For the material that follows, list every line containing the word "pneumonia".

Materials provided Block Start

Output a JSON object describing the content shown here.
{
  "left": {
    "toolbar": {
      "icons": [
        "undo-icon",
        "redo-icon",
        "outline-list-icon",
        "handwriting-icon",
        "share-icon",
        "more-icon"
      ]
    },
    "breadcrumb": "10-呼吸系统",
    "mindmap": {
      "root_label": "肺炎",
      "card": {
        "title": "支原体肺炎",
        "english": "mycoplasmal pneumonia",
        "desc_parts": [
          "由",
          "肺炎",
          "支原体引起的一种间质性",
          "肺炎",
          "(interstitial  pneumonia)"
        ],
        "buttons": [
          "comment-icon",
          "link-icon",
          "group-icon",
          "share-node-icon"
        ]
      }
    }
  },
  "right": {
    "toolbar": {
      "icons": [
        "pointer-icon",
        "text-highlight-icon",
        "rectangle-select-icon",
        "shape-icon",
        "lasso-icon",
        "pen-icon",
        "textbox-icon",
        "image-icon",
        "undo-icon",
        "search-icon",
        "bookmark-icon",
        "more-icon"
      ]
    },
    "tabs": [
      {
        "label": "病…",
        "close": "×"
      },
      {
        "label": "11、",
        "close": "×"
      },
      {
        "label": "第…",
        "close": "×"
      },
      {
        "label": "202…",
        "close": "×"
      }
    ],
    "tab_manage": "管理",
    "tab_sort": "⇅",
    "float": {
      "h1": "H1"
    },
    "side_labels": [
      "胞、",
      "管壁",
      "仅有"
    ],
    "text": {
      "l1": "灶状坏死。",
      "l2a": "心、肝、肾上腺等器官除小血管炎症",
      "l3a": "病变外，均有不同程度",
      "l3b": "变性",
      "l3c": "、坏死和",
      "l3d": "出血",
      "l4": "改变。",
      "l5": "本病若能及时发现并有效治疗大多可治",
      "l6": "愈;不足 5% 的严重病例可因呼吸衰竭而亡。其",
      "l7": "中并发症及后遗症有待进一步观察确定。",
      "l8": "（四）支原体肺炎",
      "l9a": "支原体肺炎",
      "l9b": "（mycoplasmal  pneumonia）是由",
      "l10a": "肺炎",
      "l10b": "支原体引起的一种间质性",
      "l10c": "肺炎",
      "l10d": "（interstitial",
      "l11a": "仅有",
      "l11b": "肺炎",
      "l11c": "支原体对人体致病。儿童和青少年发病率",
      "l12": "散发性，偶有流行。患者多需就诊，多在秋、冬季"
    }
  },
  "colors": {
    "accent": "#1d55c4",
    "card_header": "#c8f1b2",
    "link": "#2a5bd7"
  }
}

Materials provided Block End

> **The answer**
        "english": "mycoplasmal pneumonia",
          "(interstitial  pneumonia)"
      "l9b": "（mycoplasmal  pneumonia）是由",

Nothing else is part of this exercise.